As natural gas prices continue to come down nationally, states and utilities continue to ensure the reductions flow through to customers. The Oklahoma Corporation Commission (OCC) on Wednesday gave unanimous approval to a lower fuel charge for Oklahoma Natural Gas (ONG) customers. However, the commission also warned that the United States’ energy supply/demand balance for the future is less than solid.

The fuel charge — also known the Purchased Gas Adjustment (PGA) — is a “pass-through” to the consumer of what ONG paid for the gas. The reduced PGA will result in an estimated total savings of about $13 million. OCC Chairman Jeff Cloud said it is another sign the natural gas market has begun a return to normalcy.

“No agency, federal or state, has jurisdiction over energy prices,” explained Cloud. “They are set by market forces. Natural gas prices had already been rising when Hurricanes Katrina and Rita hit, and the sudden loss of about a quarter of the nation’s natural gas production at a time when supplies were already rather tight caused national prices to skyrocket.”

The chairman noted that prices peaked at more than $15/Dth in December, but began declining, as much of the nation enjoyed a fairly warm winter and demand did not meet expectations. Cloud noted that it is important to remember that even as prices come down, they still remain high on an historic basis, adding that “this nation still faces problems when it comes to meeting natural gas demand in the future.”

While agreeing that ONG’s move was important, OCC Commissioner Denise Bode also warned that the future is still up in the air. “While it’s wonderful to see ONG address the concerns of commissioners on behalf of the consumer, the fact remains that this nation is still in a precarious position when it comes to its energy needs, particularly in regards to natural gas,” she said. “The current push to import liquefied natural gas (LNG) to solve the problem is like a debtor borrowing more money to get out of debt.”

She also said increasing the country’s dependence on foreign energy is not the answer. “We must do more to encourage development of America’s natural gas resources, as we have in Oklahoma by reducing red tape. As a result, Oklahoma is now the number two gas producing state in the nation. At the same time, gas and electric utilities, and those who regulate them, must exercise vigilance on behalf of the consumer when it comes to controlling fuel costs as much as possible. I want to assure consumers we will be vigilant in closely examining ONG’s gas purchasing practices to be sure Oklahomans are getting the best deal possible.”

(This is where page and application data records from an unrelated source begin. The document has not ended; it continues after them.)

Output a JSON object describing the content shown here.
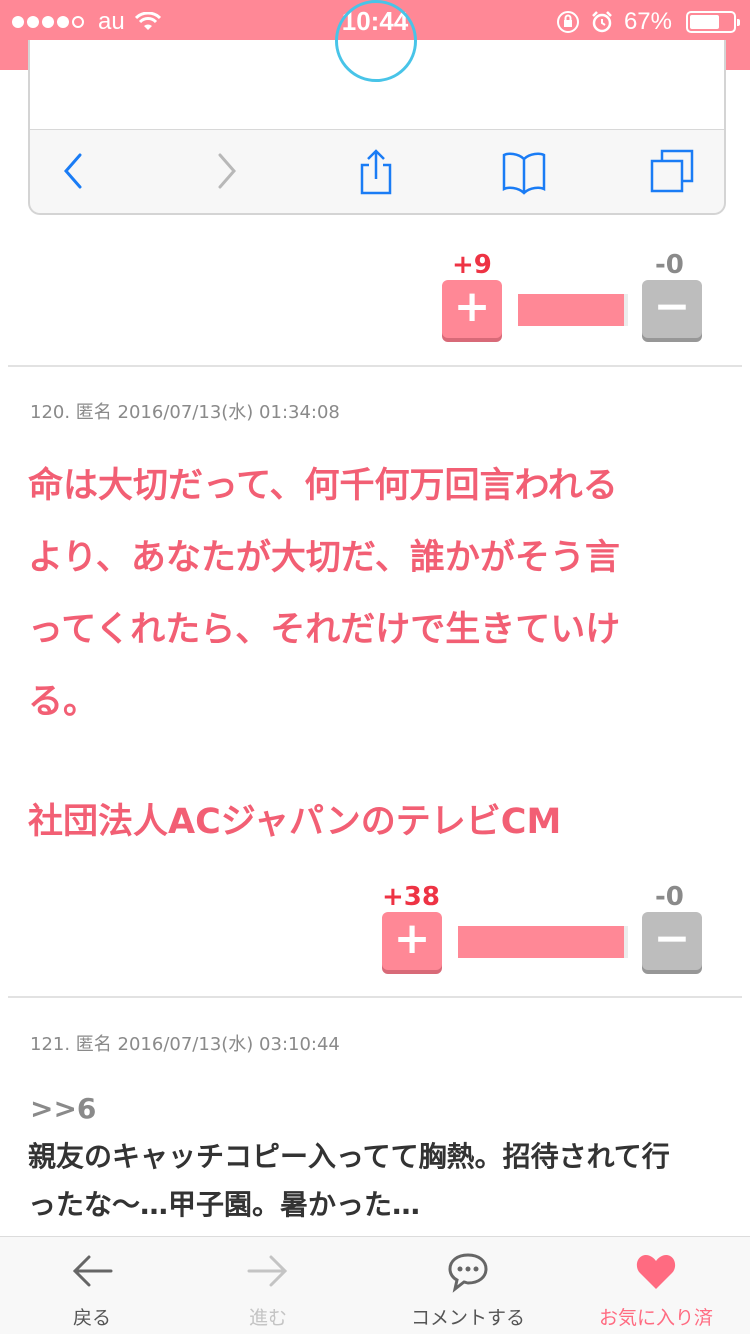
{
  "status_bar": {
    "carrier": "au",
    "time": "10:44",
    "battery": "67%",
    "battery_level": 0.67
  },
  "comments": [
    {
      "plus_count": "+9",
      "minus_count": "-0",
      "plus_symbol": "+",
      "minus_symbol": "−"
    },
    {
      "meta": "120. 匿名 2016/07/13(水) 01:34:08",
      "body_lines": [
        "命は大切だって、何千何万回言われる",
        "より、あなたが大切だ、誰かがそう言",
        "ってくれたら、それだけで生きていけ",
        "る。"
      ],
      "footer": "社団法人ACジャパンのテレビCM",
      "plus_count": "+38",
      "minus_count": "-0",
      "plus_symbol": "+",
      "minus_symbol": "−"
    },
    {
      "meta": "121. 匿名 2016/07/13(水) 03:10:44",
      "anchor": ">>6",
      "body_lines": [
        "親友のキャッチコピー入ってて胸熱。招待されて行",
        "ったな〜…甲子園。暑かった…"
      ]
    }
  ],
  "bottom_nav": {
    "back_label": "戻る",
    "forward_label": "進む",
    "comment_label": "コメントする",
    "favorite_label": "お気に入り済"
  },
  "colors": {
    "accent": "#ff8896",
    "pink_text": "#f25f74",
    "plus_red": "#ee3344",
    "gray": "#8a8a8a",
    "safari_blue": "#1a7cf5"
  }
}
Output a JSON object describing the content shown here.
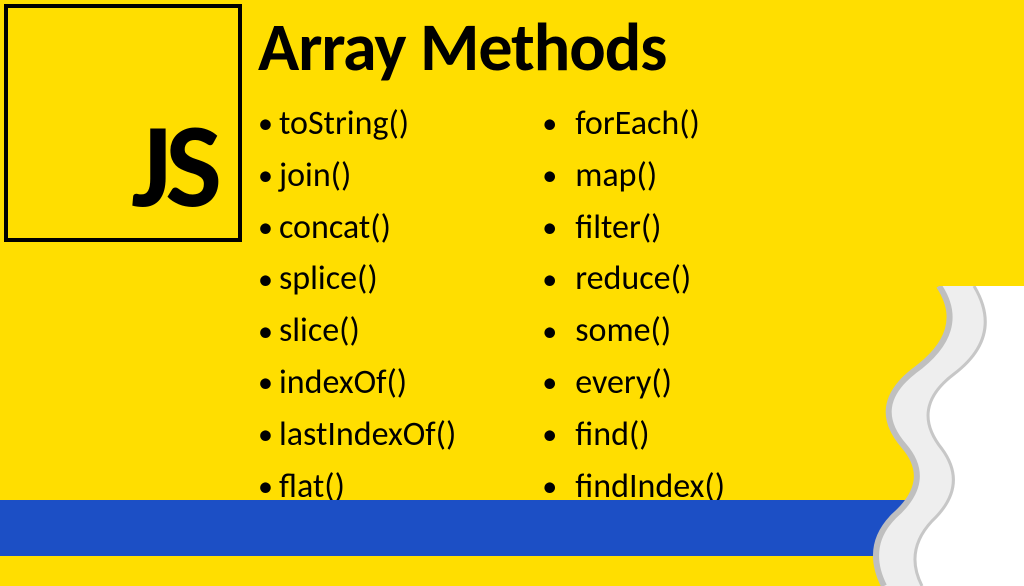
{
  "badge": {
    "label": "JS"
  },
  "title": "Array Methods",
  "columns": {
    "left": [
      "toString()",
      "join()",
      "concat()",
      "splice()",
      "slice()",
      "indexOf()",
      "lastIndexOf()",
      "flat()"
    ],
    "right": [
      "forEach()",
      "map()",
      "filter()",
      "reduce()",
      "some()",
      "every()",
      "find()",
      "findIndex()"
    ]
  }
}
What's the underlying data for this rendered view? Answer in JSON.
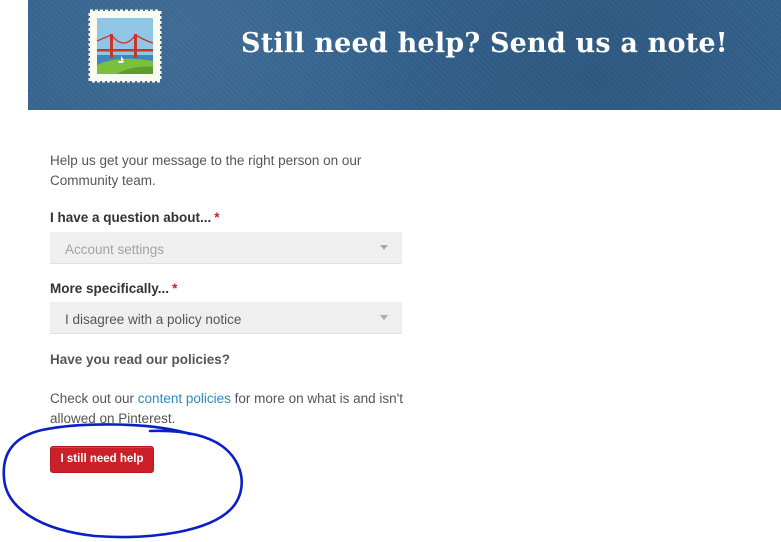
{
  "banner": {
    "title": "Still need help? Send us a note!",
    "background_color": "#33628e",
    "stamp_icon": "golden-gate-bridge-stamp-icon"
  },
  "form": {
    "intro": "Help us get your message to the right person on our Community team.",
    "question_field": {
      "label": "I have a question about...",
      "required_mark": "*",
      "value": "Account settings"
    },
    "specific_field": {
      "label": "More specifically...",
      "required_mark": "*",
      "value": "I disagree with a policy notice"
    },
    "policies": {
      "heading": "Have you read our policies?",
      "text_before": "Check out our ",
      "link_label": "content policies",
      "text_after": " for more on what is and isn't allowed on Pinterest."
    },
    "submit_label": "I still need help"
  },
  "colors": {
    "accent_red": "#cb2027",
    "link_blue": "#2a8dc4",
    "annotation_blue": "#0a1fc8"
  }
}
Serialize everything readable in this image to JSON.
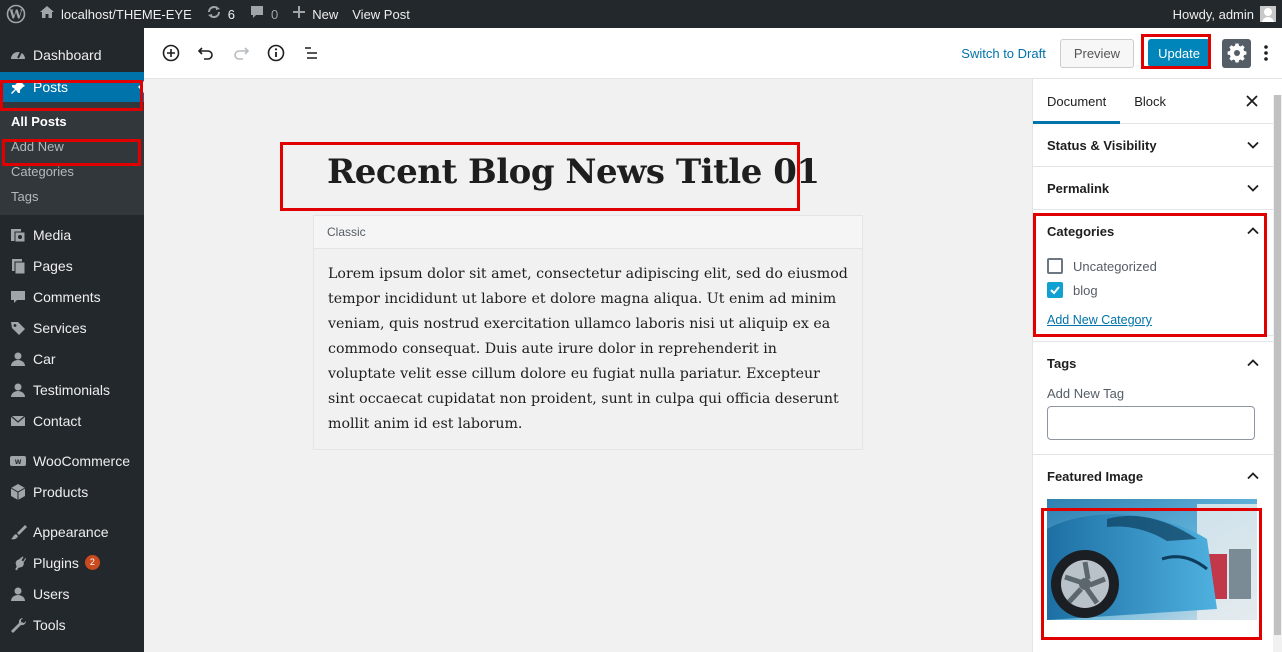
{
  "admin_bar": {
    "site_name": "localhost/THEME-EYE",
    "updates_count": "6",
    "comments_count": "0",
    "new_label": "New",
    "view_post_label": "View Post",
    "howdy": "Howdy, admin"
  },
  "sidebar": {
    "dashboard": "Dashboard",
    "posts": "Posts",
    "posts_submenu": [
      "All Posts",
      "Add New",
      "Categories",
      "Tags"
    ],
    "media": "Media",
    "pages": "Pages",
    "comments": "Comments",
    "services": "Services",
    "car": "Car",
    "testimonials": "Testimonials",
    "contact": "Contact",
    "woocommerce": "WooCommerce",
    "products": "Products",
    "appearance": "Appearance",
    "plugins": "Plugins",
    "plugins_badge": "2",
    "users": "Users",
    "tools": "Tools"
  },
  "toolbar": {
    "switch_to_draft": "Switch to Draft",
    "preview": "Preview",
    "update": "Update"
  },
  "editor": {
    "title": "Recent Blog News Title 01",
    "classic_label": "Classic",
    "body": "Lorem ipsum dolor sit amet, consectetur adipiscing elit, sed do eiusmod tempor incididunt ut labore et dolore magna aliqua. Ut enim ad minim veniam, quis nostrud exercitation ullamco laboris nisi ut aliquip ex ea commodo consequat. Duis aute irure dolor in reprehenderit in voluptate velit esse cillum dolore eu fugiat nulla pariatur. Excepteur sint occaecat cupidatat non proident, sunt in culpa qui officia deserunt mollit anim id est laborum."
  },
  "settings": {
    "tab_document": "Document",
    "tab_block": "Block",
    "status_visibility": "Status & Visibility",
    "permalink": "Permalink",
    "categories_title": "Categories",
    "categories": [
      {
        "label": "Uncategorized",
        "checked": false
      },
      {
        "label": "blog",
        "checked": true
      }
    ],
    "add_new_category": "Add New Category",
    "tags_title": "Tags",
    "add_new_tag": "Add New Tag",
    "featured_image_title": "Featured Image"
  },
  "colors": {
    "admin_dark": "#23282d",
    "accent_blue": "#0073aa",
    "update_blue": "#0085ba",
    "highlight_red": "#e00000"
  }
}
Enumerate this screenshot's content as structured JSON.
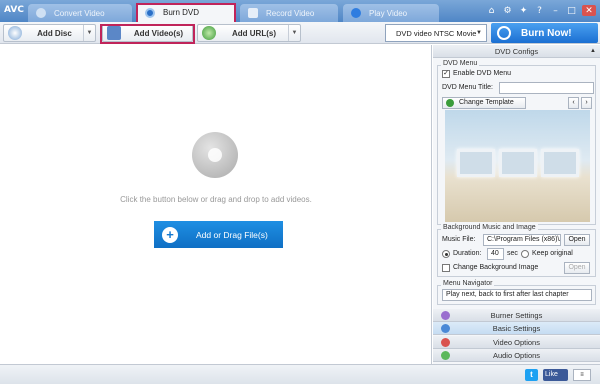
{
  "app": {
    "logo": "AVC"
  },
  "tabs": [
    {
      "label": "Convert Video",
      "active": false
    },
    {
      "label": "Burn DVD",
      "active": true
    },
    {
      "label": "Record Video",
      "active": false
    },
    {
      "label": "Play Video",
      "active": false
    }
  ],
  "toolbar": {
    "add_disc": "Add Disc",
    "add_videos": "Add Video(s)",
    "add_urls": "Add URL(s)",
    "format": "DVD video NTSC Movie",
    "burn_now": "Burn Now!"
  },
  "main": {
    "hint": "Click the button below or drag and drop to add videos.",
    "add_button": "Add or Drag File(s)"
  },
  "panel": {
    "dvd_configs": "DVD Configs",
    "dvd_menu_group": "DVD Menu",
    "enable_dvd_menu": "Enable DVD Menu",
    "menu_title_label": "DVD Menu Title:",
    "menu_title_value": "",
    "change_template": "Change Template",
    "bg_group": "Background Music and Image",
    "music_file_label": "Music File:",
    "music_file_value": "C:\\Program Files (x86)\\A",
    "open": "Open",
    "duration_label": "Duration:",
    "duration_value": "40",
    "sec": "sec",
    "keep_original": "Keep original",
    "change_bg_image": "Change Background Image",
    "open2": "Open",
    "menu_nav_group": "Menu Navigator",
    "menu_nav_value": "Play next, back to first after last chapter",
    "burner_settings": "Burner Settings",
    "basic_settings": "Basic Settings",
    "video_options": "Video Options",
    "audio_options": "Audio Options"
  },
  "status": {
    "twitter": "t",
    "facebook": "Like"
  },
  "colors": {
    "accent": "#1b6fd2",
    "highlight": "#c0245a"
  }
}
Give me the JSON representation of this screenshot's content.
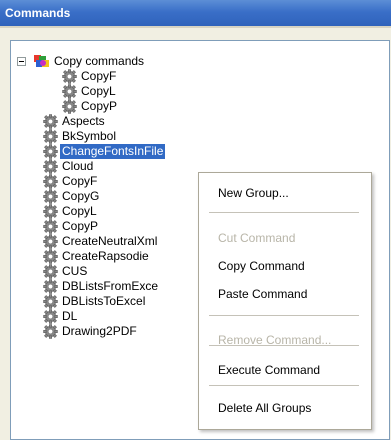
{
  "window": {
    "title": "Commands"
  },
  "tree": {
    "group": {
      "label": "Copy commands",
      "expanded": true
    },
    "group_children": [
      "CopyF",
      "CopyL",
      "CopyP"
    ],
    "items": [
      "Aspects",
      "BkSymbol",
      "ChangeFontsInFile",
      "Cloud",
      "CopyF",
      "CopyG",
      "CopyL",
      "CopyP",
      "CreateNeutralXml",
      "CreateRapsodie",
      "CUS",
      "DBListsFromExce",
      "DBListsToExcel",
      "DL",
      "Drawing2PDF"
    ],
    "selected": "ChangeFontsInFile"
  },
  "context_menu": {
    "items": [
      {
        "label": "New Group...",
        "enabled": true
      },
      {
        "label": "Cut Command",
        "enabled": false
      },
      {
        "label": "Copy Command",
        "enabled": true
      },
      {
        "label": "Paste Command",
        "enabled": true
      },
      {
        "label": "Remove Command...",
        "enabled": false
      },
      {
        "label": "Execute Command",
        "enabled": true
      },
      {
        "label": "Delete All Groups",
        "enabled": true
      }
    ]
  },
  "colors": {
    "title_bar": "#3a6fc8",
    "selection": "#316ac5",
    "disabled_text": "#b8b5a8"
  },
  "icons": {
    "group": "colorful-group-icon",
    "command": "gear-icon"
  }
}
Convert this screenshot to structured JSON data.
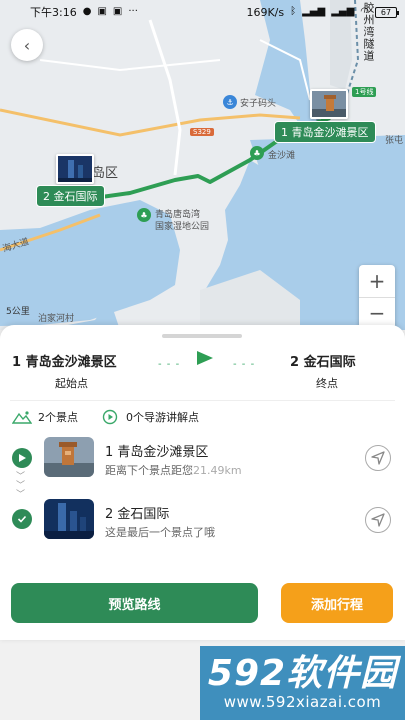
{
  "status_bar": {
    "time": "下午3:16",
    "net_speed": "169K/s",
    "battery": "67"
  },
  "map": {
    "labels": {
      "district": "岛区",
      "pier": "安子码头",
      "jinshatan": "金沙滩",
      "wetland_line1": "青岛唐岛湾",
      "wetland_line2": "国家湿地公园",
      "road": "海大道",
      "tunnel": "胶州湾隧道",
      "river": "泊家河村",
      "zhang": "张屯",
      "road_s329": "S329",
      "road_top": "1号线"
    },
    "markers": [
      {
        "label": "1 青岛金沙滩景区"
      },
      {
        "label": "2 金石国际"
      }
    ],
    "scale": "5公里",
    "zoom_in": "+",
    "zoom_out": "−"
  },
  "route": {
    "start_name": "1 青岛金沙滩景区",
    "start_sub": "起始点",
    "end_name": "2 金石国际",
    "end_sub": "终点",
    "dash_left": "- - -",
    "dash_right": "- - -"
  },
  "counts": {
    "spots": "2个景点",
    "guides": "0个导游讲解点"
  },
  "spots": [
    {
      "name": "1 青岛金沙滩景区",
      "desc": "距离下个景点距您",
      "distance": "21.49km"
    },
    {
      "name": "2 金石国际",
      "desc": "这是最后一个景点了哦",
      "distance": ""
    }
  ],
  "actions": {
    "preview": "预览路线",
    "add": "添加行程"
  },
  "watermark": {
    "logo_num": "592",
    "logo_text": "软件园",
    "url": "www.592xiazai.com"
  },
  "colors": {
    "primary": "#2e8b57",
    "accent": "#f5a01a",
    "water": "#a9cdea",
    "land": "#eceff1"
  }
}
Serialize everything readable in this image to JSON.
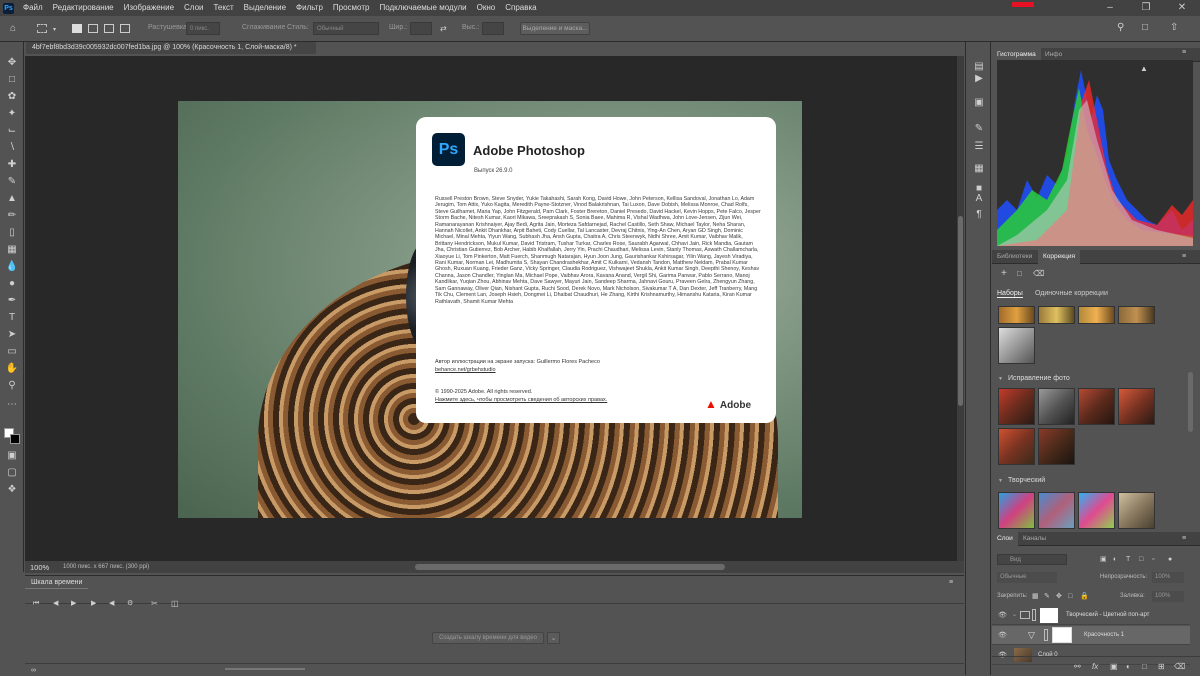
{
  "app": {
    "logo": "Ps",
    "menu": [
      "Файл",
      "Редактирование",
      "Изображение",
      "Слои",
      "Текст",
      "Выделение",
      "Фильтр",
      "Просмотр",
      "Подключаемые модули",
      "Окно",
      "Справка"
    ]
  },
  "options_bar": {
    "feather_label": "Растушевка:",
    "feather_value": "0 пикс.",
    "antialias_label": "Сглаживание",
    "style_label": "Стиль:",
    "style_value": "Обычный",
    "width_label": "Шир.:",
    "height_label": "Выс.:",
    "select_mask_button": "Выделение и маска..."
  },
  "document": {
    "tab_title": "4bf7ebf8bd3d39c005932dc007fed1ba.jpg @ 100% (Красочность 1, Слой-маска/8) *",
    "zoom": "100%",
    "info": "1000 пикс. x 667 пикс. (300 ppi)"
  },
  "about_dialog": {
    "logo": "Ps",
    "title": "Adobe Photoshop",
    "version": "Выпуск 26.9.0",
    "credits": "Russell Preston Brown, Steve Snyder, Yukie Takahashi, Sarah Kong, David Howe, John Peterson, Kellisa Sandoval, Jonathan Lo, Adam Jerugim, Tom Attix, Yuko Kagita, Meredith Payne-Stotzner, Vinod Balakrishnan, Tai Luxon, Dave Dobish, Melissa Monroe, Chad Rolfs, Steve Guilhamet, Maria Yap, John Fitzgerald, Pam Clark, Foster Brereton, Daniel Presedo, David Hackel, Kevin Hopps, Pete Falco, Jesper Storm Bache, Nitesh Kumar, Kaori Mikawa, Sreeprakash S, Sonia Baee, Mahima R, Vishal Wadhwa, John Love-Jensen, Zijun Wei, Ramanarayanan Krishnaiyer, Ajay Bedi, Agrita Jain, Morteza Safdarnejad, Rachel Castillo, Seth Shaw, Michael Taylor, Neha Sharan, Hannah Nicollet, Ankit Dhankhar, Arpit Baheti, Cody Cuellar, Tal Lancaster, Devraj Chitnis, Ying-An Chen, Aryan GD Singh, Dominic Michael, Minal Mehta, Yiyun Wang, Subhash Jha, Ansh Gupta, Chaitra A, Chris Steenwyk, Nidhi Shree, Amit Kumar, Vaibhav Malik, Brittany Hendrickson, Mukul Kumar, David Tristram, Tushar Turkar, Charles Rose, Saurabh Agarwal, Chhavi Jain, Rick Mandia, Gautam Jha, Christian Gutierrez, Bob Archer, Habib Khalfallah, Jerry Yin, Prachi Chaudhari, Melissa Levin, Stanly Thomas, Aswath Challamcharla, Xiaoyue Li, Tom Pinkerton, Matt Fuerch, Shanmugh Natarajan, Hyun Joon Jung, Gaurishankar Kshirsagar, Yilin Wang, Jayesh Viradiya, Rani Kumar, Norman Lei, Madhumita S, Shayan Chandrashekhar, Amit C Kulkarni, Vedansh Tandon, Matthew Neldam, Prabal Kumar Ghosh, Ruxuan Kuang, Frieder Ganz, Vicky Springer, Claudia Rodriguez, Vishwajeet Shukla, Ankit Kumar Singh, Deepthi Shenoy, Keshav Channa, Jason Chandler, Yinglan Ma, Michael Pope, Vaibhav Arora, Kavana Anand, Vergil Shi, Garima Panwar, Pablo Serrano, Manoj Kandlikar, Yuqian Zhou, Abhinav Mehta, Dave Sawyer, Mayuri Jain, Sandeep Sharma, Jahnavi Gouru, Praveen Gelra, Zhengyun Zhang, Sam Gannaway, Oliver Qian, Nishant Gupta, Ruchi Sood, Derek Novo, Mark Nicholson, Sivakumar T A, Dan Dexter, Jeff Tranberry, Mang Tik Chu, Clement Lan, Joseph Hsieh, Dongmei Li, Dhaibat Chaudhuri, He Zhang, Kirthi Krishnamurthy, Himanshu Kataria, Kiran Kumar Rathlavath, Shamit Kumar Mehta",
    "artist": "Автор иллюстрации на экране запуска: Guillermo Flores Pacheco",
    "artist_link": "behance.net/grbehstudio",
    "copyright": "© 1990-2025 Adobe. All rights reserved.",
    "legal_link": "Нажмите здесь, чтобы просмотреть сведения об авторских правах.",
    "brand": "Adobe"
  },
  "timeline": {
    "tab": "Шкала времени",
    "create_button": "Создать шкалу времени для видео"
  },
  "panels": {
    "histogram_tabs": [
      "Гистограмма",
      "Инфо"
    ],
    "adjust_tabs": [
      "Библиотеки",
      "Коррекция"
    ],
    "adjust_subtabs": [
      "Наборы",
      "Одиночные коррекции"
    ],
    "sections": [
      "Исправление фото",
      "Творческий"
    ],
    "layers_tabs": [
      "Слои",
      "Каналы"
    ],
    "layers_search": "Вид",
    "blend_mode": "Обычные",
    "opacity_label": "Непрозрачность:",
    "opacity_value": "100%",
    "lock_label": "Закрепить:",
    "fill_label": "Заливка:",
    "fill_value": "100%",
    "layers": [
      {
        "name": "Творческий - Цветной поп-арт"
      },
      {
        "name": "Красочность 1"
      },
      {
        "name": "Слой 0"
      }
    ]
  },
  "colors": {
    "accent_ps": "#31a8ff",
    "adobe_red": "#eb1000",
    "close_red": "#e81123"
  }
}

Commissioner Bob Anthony said ONG’s latest request to lower its PGA is a welcome answer to concerns he raised in January. “Consumers have been crying out for relief, and I appreciate OCC staff and the company for being responsive,” he said. “We saw natural gas prices falling on the national market, but that amount was not immediately reflected in ONG’s PGA, which has been filed on a quarterly basis. This latest PGA reduction request comes only a few weeks after ONG asked for, and was granted, a lower PGA. I thank the company for responding to the concern I raised in January regarding the fact that ONG was basing its PGA on a projected quarterly price, and as a result the gas charge borne by ONG customers did not come down as quickly as the national market prices.”

Under Wednesday’s action, the ONG purchased gas adjustment borne by the customer will lower to approximately $8.45/Dth, a drop from the previous PGA of approximately $9.58/Dth. It’s estimated the average residential customer will save about $11 a month under the new PGA. ONG will file a new PGA in April.

©Copyright 2006Intelligence Press Inc. All rights reserved. The preceding news reportmay not be republished or redistributed, in whole or in part, in anyform, without prior written consent of Intelligence Press, Inc.